[Brief]:
Every line in the records below with the string "name" needs to be copied out.

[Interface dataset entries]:
--------------------------------------------------
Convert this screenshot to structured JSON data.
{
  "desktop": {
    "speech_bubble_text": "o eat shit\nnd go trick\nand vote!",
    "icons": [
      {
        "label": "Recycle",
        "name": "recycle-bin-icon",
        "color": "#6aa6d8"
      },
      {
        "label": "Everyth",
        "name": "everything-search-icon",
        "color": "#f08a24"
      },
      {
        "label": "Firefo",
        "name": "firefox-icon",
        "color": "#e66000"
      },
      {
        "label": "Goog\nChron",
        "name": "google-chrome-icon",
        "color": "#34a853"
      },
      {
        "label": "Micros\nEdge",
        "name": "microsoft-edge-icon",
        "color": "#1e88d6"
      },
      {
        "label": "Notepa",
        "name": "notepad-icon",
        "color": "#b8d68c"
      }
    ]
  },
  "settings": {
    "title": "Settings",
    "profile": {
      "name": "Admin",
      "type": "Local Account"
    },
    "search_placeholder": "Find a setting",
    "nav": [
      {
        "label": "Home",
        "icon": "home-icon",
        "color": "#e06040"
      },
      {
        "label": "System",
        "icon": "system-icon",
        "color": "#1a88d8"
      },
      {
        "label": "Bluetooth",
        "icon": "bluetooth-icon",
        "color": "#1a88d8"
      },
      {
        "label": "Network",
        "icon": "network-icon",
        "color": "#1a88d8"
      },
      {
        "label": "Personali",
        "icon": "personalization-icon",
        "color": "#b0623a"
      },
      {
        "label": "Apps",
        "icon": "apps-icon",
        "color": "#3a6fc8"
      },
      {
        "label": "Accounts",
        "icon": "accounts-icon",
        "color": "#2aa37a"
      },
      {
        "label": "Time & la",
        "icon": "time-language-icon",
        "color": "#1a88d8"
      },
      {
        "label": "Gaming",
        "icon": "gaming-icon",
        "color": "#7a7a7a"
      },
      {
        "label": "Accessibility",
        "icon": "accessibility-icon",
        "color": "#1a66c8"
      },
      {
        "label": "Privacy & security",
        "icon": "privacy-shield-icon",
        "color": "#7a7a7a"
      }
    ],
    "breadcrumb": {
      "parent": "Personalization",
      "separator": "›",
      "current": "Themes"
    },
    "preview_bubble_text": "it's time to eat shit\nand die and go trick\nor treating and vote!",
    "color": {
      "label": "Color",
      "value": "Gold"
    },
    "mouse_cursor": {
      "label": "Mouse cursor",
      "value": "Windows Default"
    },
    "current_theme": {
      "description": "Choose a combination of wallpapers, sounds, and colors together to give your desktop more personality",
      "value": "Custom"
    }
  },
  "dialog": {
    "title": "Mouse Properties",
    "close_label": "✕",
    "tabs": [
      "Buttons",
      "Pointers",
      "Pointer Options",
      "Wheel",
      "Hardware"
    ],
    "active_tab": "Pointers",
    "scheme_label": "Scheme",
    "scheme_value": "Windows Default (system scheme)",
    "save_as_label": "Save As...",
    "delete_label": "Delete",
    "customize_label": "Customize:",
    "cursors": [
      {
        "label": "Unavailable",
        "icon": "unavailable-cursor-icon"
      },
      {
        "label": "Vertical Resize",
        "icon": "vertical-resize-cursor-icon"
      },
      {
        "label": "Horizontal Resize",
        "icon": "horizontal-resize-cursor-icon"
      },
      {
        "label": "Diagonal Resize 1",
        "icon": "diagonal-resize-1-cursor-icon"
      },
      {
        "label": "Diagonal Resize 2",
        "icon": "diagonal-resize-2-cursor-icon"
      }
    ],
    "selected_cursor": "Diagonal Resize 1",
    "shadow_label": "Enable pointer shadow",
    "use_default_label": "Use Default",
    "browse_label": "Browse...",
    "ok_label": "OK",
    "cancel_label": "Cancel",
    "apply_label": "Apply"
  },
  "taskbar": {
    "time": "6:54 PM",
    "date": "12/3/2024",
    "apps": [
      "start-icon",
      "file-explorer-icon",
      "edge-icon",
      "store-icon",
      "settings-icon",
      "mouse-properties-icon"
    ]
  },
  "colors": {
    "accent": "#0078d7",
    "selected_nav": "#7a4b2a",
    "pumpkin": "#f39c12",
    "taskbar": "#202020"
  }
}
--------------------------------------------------
[Task solution]:
        "name": "recycle-bin-icon",
        "name": "everything-search-icon",
        "name": "firefox-icon",
        "name": "google-chrome-icon",
        "name": "microsoft-edge-icon",
        "name": "notepad-icon",
      "name": "Admin",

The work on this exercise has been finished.